“That’s the only time I saw him disappointed. He was complaining. He reckoned it was because of his foreign origins,” said Youssef.
An official from Strasbourg’s army recruitment office confirmed that Mohamed-Aggad had tried and failed to join up in 2010.
“We have filters. We look at personality and do physical and psychological tests. The candidate has to be healthy and viable for the army,” said army recruitment spokeswoman Lieutenant Colonel Sophie Caussel.
“In this case we identified him as not suitable as a soldier and to bear arms. We decided not to go any further with him.”
Most would-be soldiers in France are in fact disappointed. Only 15,000 people will be recruited to the French army this year out of 160,000 applicants so far, according to official figures, which recorded a big jump in applications after the Nov. 13 attacks.
Police recruitment authorities would neither confirm nor deny any application. An official cited the confidentiality requirements of the inquiry into the Nov. 13 killings as the reason for the secrecy.
Either way, Mohamed-Aggad, who was 23 when he died, had left his military and police ambitions far behind him.
According to the judicial source he was also being investigated for links to Mourad Fares, a Franco-Moroccan man suspected of being a key jihadist recruiter for Syria in Toulouse and Strasbourg, and who is already in jail in France after being arrested in Turkey last year.
Christian Mahler shared a floor in the small residential building near Wissembourg station where Mohamed-Aggad’s family lived for a time, and where they stood out among most residents who were of European descent.

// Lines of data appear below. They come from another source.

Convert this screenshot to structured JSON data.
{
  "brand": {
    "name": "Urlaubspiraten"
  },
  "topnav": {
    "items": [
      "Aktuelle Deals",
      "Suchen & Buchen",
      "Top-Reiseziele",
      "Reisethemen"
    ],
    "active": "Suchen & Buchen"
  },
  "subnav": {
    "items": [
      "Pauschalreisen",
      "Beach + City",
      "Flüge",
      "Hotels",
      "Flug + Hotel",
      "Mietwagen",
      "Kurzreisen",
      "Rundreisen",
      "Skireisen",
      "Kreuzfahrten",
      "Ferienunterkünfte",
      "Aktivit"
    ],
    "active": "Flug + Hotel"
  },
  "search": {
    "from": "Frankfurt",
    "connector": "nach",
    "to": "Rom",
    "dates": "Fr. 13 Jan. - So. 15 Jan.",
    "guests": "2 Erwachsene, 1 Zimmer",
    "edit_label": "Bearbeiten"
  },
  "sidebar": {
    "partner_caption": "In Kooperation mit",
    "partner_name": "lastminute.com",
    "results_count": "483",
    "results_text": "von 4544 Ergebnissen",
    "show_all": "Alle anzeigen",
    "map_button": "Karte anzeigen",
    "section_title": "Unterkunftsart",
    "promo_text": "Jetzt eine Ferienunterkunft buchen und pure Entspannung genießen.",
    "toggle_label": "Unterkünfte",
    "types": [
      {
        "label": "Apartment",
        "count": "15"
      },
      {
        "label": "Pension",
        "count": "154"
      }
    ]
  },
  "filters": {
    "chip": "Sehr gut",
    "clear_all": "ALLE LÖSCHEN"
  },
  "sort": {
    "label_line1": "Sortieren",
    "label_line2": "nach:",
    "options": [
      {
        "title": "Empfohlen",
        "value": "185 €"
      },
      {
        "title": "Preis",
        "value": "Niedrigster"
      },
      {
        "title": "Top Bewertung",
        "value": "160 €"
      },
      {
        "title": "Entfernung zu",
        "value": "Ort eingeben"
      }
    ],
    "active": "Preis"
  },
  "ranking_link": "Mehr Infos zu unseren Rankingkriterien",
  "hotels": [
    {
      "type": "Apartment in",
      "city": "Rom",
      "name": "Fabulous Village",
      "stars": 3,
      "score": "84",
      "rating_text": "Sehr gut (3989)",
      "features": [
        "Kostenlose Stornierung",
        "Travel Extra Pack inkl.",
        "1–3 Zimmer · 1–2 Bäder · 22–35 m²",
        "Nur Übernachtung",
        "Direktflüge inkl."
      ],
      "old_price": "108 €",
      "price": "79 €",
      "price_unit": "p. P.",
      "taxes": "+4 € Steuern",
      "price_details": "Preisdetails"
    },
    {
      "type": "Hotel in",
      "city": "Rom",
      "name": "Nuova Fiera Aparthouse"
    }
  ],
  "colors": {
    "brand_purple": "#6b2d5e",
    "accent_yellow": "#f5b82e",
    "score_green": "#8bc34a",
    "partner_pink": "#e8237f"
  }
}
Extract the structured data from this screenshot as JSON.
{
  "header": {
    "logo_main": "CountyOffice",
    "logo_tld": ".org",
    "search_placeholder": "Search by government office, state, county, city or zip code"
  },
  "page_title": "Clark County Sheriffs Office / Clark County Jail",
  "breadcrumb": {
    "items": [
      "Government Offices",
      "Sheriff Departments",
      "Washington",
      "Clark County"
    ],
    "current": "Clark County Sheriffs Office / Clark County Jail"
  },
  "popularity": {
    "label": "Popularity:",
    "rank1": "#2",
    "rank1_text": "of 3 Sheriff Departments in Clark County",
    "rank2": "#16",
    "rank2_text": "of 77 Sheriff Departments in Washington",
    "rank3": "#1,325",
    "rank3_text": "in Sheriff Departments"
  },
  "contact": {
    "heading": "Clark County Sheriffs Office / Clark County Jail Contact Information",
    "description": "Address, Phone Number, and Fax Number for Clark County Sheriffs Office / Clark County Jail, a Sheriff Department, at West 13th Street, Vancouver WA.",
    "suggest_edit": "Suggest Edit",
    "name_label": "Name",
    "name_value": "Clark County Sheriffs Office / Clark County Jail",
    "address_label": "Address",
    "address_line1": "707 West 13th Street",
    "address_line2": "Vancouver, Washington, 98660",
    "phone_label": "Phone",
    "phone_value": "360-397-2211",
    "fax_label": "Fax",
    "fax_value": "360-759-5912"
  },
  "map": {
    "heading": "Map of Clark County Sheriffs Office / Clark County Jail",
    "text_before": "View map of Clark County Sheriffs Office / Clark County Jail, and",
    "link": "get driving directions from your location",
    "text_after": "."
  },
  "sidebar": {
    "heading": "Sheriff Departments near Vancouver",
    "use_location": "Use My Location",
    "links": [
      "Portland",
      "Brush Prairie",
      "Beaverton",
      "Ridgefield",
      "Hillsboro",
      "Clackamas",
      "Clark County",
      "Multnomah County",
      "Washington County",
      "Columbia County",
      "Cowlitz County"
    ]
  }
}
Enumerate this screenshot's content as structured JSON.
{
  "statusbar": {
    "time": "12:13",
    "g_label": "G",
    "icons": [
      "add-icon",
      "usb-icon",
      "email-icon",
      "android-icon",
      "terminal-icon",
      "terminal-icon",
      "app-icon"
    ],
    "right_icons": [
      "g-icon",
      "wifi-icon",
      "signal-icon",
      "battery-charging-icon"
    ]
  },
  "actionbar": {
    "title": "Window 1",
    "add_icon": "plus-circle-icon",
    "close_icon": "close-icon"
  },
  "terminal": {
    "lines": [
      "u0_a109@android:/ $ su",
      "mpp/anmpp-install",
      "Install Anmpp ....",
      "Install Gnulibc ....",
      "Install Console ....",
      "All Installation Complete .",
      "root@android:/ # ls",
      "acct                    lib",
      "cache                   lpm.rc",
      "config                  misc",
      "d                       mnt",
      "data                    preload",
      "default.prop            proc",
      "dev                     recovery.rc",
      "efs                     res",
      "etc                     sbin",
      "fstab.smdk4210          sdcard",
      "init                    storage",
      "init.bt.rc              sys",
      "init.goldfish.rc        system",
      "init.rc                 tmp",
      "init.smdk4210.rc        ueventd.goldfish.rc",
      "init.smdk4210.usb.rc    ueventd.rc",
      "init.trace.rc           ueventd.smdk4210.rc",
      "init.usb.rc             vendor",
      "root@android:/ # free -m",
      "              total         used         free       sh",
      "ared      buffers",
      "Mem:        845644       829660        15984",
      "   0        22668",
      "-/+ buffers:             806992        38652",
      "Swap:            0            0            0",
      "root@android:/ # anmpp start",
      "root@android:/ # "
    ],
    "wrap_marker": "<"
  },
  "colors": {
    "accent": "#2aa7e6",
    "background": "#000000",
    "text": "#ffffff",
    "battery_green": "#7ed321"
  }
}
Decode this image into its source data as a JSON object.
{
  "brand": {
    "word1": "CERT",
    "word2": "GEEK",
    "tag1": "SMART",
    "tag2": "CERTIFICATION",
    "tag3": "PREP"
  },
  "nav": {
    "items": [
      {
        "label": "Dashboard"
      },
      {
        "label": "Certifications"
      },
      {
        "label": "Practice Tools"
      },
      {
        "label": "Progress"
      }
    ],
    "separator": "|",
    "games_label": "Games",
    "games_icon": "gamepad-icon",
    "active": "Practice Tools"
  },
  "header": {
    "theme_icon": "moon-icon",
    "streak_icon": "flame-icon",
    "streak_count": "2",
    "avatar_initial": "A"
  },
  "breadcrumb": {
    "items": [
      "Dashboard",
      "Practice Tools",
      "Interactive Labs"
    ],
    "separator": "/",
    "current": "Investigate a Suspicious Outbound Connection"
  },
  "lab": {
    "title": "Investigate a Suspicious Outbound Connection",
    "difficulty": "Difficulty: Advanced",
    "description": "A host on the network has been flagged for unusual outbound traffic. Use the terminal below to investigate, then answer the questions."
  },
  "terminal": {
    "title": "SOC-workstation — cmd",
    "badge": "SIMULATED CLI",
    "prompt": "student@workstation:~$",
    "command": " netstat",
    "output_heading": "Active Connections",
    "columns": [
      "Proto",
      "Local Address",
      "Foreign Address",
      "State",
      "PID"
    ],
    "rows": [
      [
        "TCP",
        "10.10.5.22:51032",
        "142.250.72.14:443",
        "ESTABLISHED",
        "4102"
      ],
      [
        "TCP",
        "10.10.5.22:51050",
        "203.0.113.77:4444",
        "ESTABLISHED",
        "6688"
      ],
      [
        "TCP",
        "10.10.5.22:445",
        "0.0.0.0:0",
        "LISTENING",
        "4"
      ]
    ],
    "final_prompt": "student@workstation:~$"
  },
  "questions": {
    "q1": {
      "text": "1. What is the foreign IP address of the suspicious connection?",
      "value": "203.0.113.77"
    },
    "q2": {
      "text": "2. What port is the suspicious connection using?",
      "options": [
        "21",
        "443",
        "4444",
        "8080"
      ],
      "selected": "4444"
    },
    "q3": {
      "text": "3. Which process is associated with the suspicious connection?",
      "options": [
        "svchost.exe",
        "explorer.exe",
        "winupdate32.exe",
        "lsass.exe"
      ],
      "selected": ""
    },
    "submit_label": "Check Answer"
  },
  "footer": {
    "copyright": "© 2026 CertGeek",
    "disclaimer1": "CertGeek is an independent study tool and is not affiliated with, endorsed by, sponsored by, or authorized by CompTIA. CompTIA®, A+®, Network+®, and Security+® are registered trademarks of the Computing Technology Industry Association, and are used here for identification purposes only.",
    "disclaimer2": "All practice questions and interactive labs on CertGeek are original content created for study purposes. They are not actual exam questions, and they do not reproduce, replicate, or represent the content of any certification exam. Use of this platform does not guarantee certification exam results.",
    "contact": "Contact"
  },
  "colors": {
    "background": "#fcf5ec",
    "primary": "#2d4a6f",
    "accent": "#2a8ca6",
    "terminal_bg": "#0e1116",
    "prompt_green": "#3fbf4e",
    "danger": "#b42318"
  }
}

Mohamed-Aggad began frequenting the Mosque more often around 2012, according to other people in the bar.
During that period, according to Mahler, Mohamed-Aggad’s mother often found herself apologizing to neighbors for the noise made by her children, who used to bang on the walls of their apartment.
Can Yakup, president of a Turkish cultural center that he said Mohamed-Aggad visited “once or twice”, thinks he was a witness to a change in the young man’s behavior.
“The last time I sent him away because he wanted to pray on his own,” Yakup told Reuters at the center which sits behind a railway line and next to a Lidl supermarket. “It was like for him the rest of us weren’t good enough Muslims.”
According to police sources and locals, Mohamed-Aggad and his brother Karim, 25, set off for Syria towards the end of 2013.
Two friends from the Wissembourg and five more young people from Meinau, a suburb of nearby Strasbourg, went with them.
One of the Wissembourg contingent did not get far, intercepted at Frankfurt airport by his parents.
Others came back a few months later in 2014, saying they had been on a humanitarian mission. In May that year, seven were arrested, including Karim. They are still in custody.
Judicial sources say Paris prosecutors asked on Oct. 9 this year for a case to be brought against them on terrorism-related charges that could carry jail sentences of 10 years. They could appear in court in 2016.
Officials have yet to name all the dead gunmen and suicide bombers directly involved in last month’s attacks, for which Islamic State claimed responsibility. It remains unclear when and how Mohamed-Aggad returned to France.
The other two attackers at the concert hall have been named as Samy Amimour, 28, a former bus driver from Drancy, north east of Paris, and Ismail Omar Mostefai, 29, a Frenchman of Algerian descent who lived for a time in Chartres, south west of Paris.
Amimour also spent time in Syria, as did the presumed ringleader, Abdelhamid Abaaoud, 28, a Belgian of Moroccan origin who died in a police raid the following week.
Brahim Abdeslam, 31, who blew himself up after taking part in the cafe and restaurant killings, was a French citizen too although born and raised in Brussels.
Bilal Hadfi, 20, one of three suicide bombers who died near the Stade de France, dropped out of school in 2014 to travel to Syria. Another of the attackers, Salah Abdeslam, 26, also a Frenchman although born in Brussels, is still on the run.
Additional reporting by Chine Labbe and Marine Pennetier; Writing by Andrew Callus; Editing by Giles Elgood